[Stored dataset items]

______________________________

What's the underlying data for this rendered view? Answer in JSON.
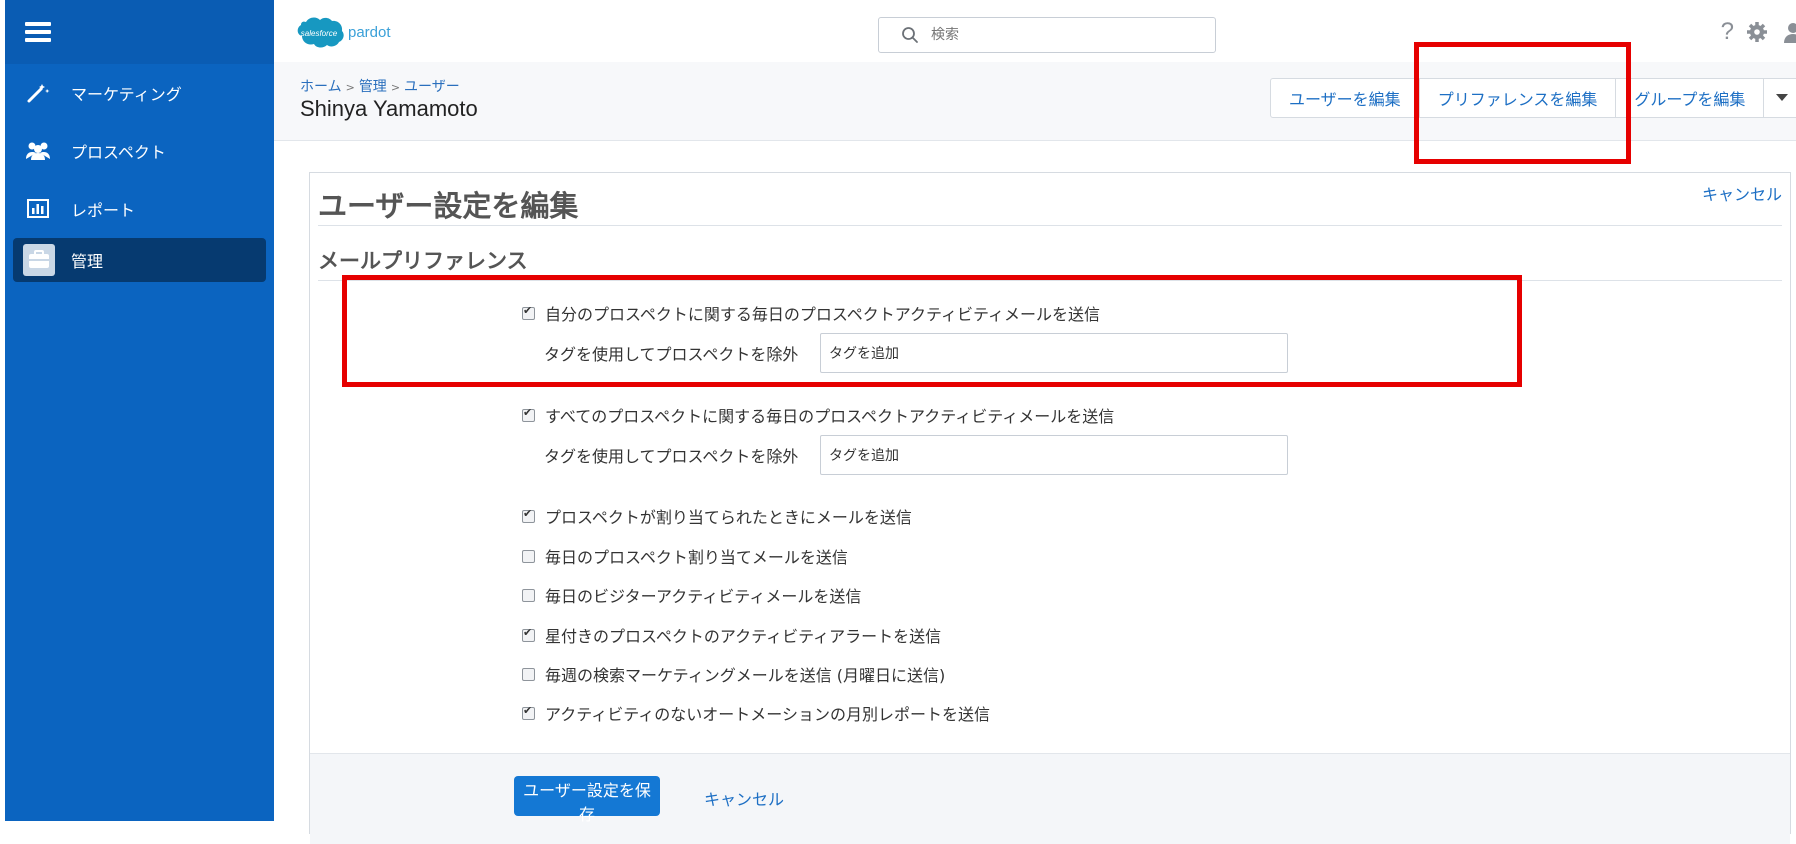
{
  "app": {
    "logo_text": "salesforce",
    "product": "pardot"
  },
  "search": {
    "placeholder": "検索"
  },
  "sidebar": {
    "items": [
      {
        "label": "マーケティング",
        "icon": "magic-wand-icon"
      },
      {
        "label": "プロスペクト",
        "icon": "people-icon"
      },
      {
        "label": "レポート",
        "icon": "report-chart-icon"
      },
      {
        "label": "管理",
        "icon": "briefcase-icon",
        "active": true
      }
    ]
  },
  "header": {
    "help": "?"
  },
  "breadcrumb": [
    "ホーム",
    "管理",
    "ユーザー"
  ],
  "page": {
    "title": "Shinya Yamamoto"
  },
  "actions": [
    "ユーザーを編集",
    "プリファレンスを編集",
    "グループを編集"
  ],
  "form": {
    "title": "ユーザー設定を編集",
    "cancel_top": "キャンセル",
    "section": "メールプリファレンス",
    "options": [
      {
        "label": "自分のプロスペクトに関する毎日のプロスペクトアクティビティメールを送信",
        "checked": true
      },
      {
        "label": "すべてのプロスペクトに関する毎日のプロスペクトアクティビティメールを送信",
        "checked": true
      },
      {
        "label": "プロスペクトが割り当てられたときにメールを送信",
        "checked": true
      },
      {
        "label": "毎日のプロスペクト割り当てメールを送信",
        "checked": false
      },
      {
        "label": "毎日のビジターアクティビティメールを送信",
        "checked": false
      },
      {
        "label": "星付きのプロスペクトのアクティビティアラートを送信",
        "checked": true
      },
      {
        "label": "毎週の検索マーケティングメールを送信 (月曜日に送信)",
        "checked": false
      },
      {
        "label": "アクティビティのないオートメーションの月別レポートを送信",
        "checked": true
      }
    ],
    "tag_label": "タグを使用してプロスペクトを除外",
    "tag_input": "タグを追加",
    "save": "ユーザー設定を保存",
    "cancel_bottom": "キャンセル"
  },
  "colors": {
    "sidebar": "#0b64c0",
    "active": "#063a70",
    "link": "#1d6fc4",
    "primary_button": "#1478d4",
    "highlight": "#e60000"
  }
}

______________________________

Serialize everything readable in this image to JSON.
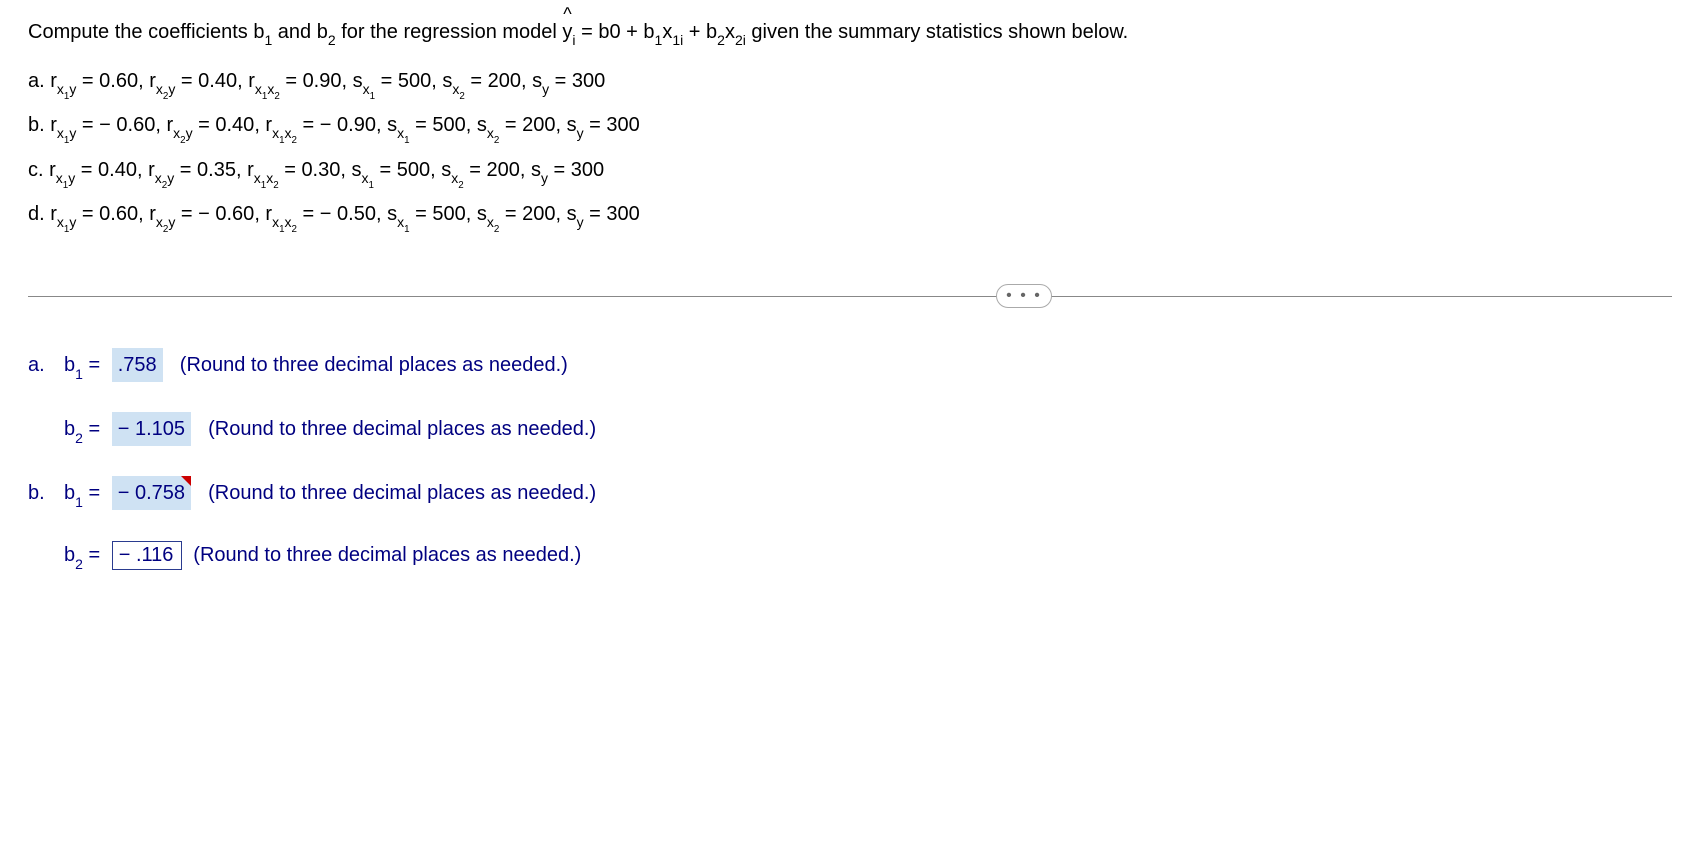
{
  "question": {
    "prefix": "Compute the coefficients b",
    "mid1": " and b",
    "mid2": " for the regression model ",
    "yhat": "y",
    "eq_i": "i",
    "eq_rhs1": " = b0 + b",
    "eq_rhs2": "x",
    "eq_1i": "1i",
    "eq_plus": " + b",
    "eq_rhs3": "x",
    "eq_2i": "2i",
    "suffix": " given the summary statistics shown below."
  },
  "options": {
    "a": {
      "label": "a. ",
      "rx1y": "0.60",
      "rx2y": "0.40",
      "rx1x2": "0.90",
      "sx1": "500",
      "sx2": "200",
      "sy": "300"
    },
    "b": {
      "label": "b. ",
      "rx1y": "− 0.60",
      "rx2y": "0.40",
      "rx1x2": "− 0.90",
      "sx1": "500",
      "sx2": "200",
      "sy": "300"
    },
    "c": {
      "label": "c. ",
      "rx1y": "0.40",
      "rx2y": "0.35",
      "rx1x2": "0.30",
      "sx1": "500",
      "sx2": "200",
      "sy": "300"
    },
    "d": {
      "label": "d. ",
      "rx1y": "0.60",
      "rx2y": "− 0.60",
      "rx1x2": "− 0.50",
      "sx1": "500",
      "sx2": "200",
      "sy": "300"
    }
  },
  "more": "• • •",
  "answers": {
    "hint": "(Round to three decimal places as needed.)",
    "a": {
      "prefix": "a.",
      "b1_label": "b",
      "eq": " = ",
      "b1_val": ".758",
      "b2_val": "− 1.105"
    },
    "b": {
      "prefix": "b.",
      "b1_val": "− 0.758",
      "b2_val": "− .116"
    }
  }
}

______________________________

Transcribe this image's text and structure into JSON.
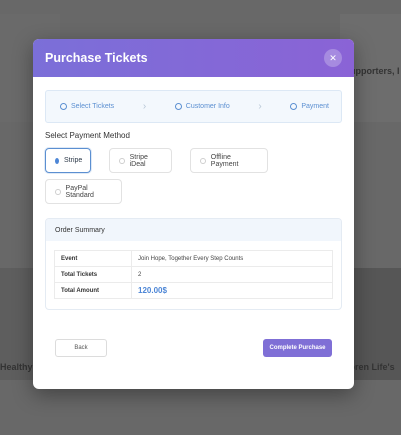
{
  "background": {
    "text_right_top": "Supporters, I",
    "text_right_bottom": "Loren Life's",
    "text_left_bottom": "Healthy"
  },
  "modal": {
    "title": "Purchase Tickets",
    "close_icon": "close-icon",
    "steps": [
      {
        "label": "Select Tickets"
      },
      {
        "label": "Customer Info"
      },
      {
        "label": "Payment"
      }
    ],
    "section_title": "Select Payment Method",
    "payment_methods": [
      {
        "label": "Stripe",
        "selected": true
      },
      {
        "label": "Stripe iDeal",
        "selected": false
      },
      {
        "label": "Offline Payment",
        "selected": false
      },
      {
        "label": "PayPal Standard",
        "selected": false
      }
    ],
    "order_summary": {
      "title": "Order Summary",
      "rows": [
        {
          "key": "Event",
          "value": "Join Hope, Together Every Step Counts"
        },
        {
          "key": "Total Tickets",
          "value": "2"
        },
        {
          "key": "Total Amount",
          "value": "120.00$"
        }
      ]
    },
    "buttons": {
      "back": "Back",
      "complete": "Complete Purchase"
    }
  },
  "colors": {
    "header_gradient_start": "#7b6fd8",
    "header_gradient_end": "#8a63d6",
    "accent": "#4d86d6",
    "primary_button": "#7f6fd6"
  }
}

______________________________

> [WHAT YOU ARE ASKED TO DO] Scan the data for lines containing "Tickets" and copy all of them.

> [RESULT OF THIS TASK]
    "title": "Purchase Tickets",
        "label": "Select Tickets"
          "key": "Total Tickets",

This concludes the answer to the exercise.